In the midst of dealing with very sad news related to the bullying of both adults and teens, it is so important to remember this community of loving friends we have around us, and try to expand it and make it embrace the world.

A poem by the fabulous D. A. Powell. My apologies to him for not being able to accurately capture the  spacing of his glorious long lines.

[now the mirrored rooms seem comic. shattered light: I once entered the world through dryice fog]
"this was the season disco finally died" 
- Kevin Killian, Bedrooms Have Windows
now the mirrored rooms seem comic.     shattered light:     I once entered the world through dryice fog
not quite fabulous.     just young and dumb and full.     come let me show you a sweep of constellations:
16, I was anybody’s.      favorite song: dance into my life [donna summer]     and they did dance
17, first fake i.d.     I liked walk away [donna summer] I ran with the big boys 
18, by now I knew how to move.   on top of the speakers.   give me a break [vivian vee]
19, no one could touch me.   donna summer found god.   I didn't care.   state of independence
20, the year I went through the windshield.    sylvester sang     I want to be with you in heaven

I said "you go" and "scared of you."    I listened to pamala stanley   I don't want to talk about it
from Tea by D. A Powell (Wesleyan University Press, 1998)

02 May 2012

Poem: Gospel by Rita Dove

Who says you can't read/post poetry AFTER Poetry Month?

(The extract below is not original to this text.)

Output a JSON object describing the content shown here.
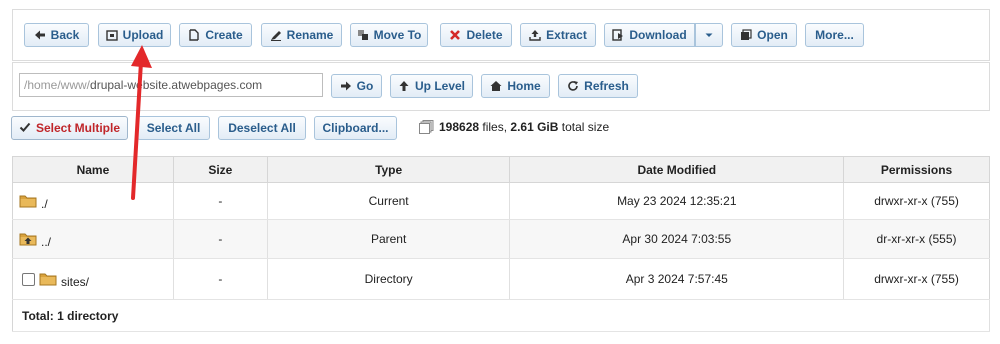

Particularly something as delicious as this one, by former Poet Laureate Rita Dove, from her 1987 Pulitzer Prize winning collection Thomas and Beulah?

Note to poets and other writers: Rumor has it that Thomas and Beulah was rejected by numerous publishers before being picked up by Carnegie Mellon....so keep writing and hang in there!


Swing low so I
can step inside

a humming ship of voices
big with all

the wrongs done
done them.
No sound this generous
could fail:

ride joy until
it cracks like an egg,
make sorrow
seethe and whisper.

From a fortress
of animal misery
soars the chill voice
of the tenor, enraptured

with sacrifice.

What do I see,

he complains, notes
brightly rising

towards a sky
blank with promise.
Yet how healthy
the single contralto

settling deeper
into her watery furs!
Carry me home,
she cajoles, bearing

down. Candelabras
brim.  But he slips
through God’s net and swims
heavenward, warbling.

from Thomas and Beulah (Carnegie Mellon Univ Press, 1986)

And a heads up for those in the New York area (h/t thanks to the Poetry Society of America)

Friday, May 4, 7:30pm

Queens, NY

Rita Dove's Thomas and Beulah

Poets in the Playhouse, brings  poetry from page to stage, beginning with a theatrical staging by students of Thomas and Beulah, the Pulitzer prize-winning collection by Rita Dove at Queens College with a theatrical staging by students. Introduced by Darrel Alejandro Holnes.

Co-sponsored by the MFA Program in Creative Writing and Literary Translation and the Department of Drama, Theatre & Dance.
The Little Theater at Queens College
King Hall, Room 115
65-30 Kissena Blvd
Flushing, New York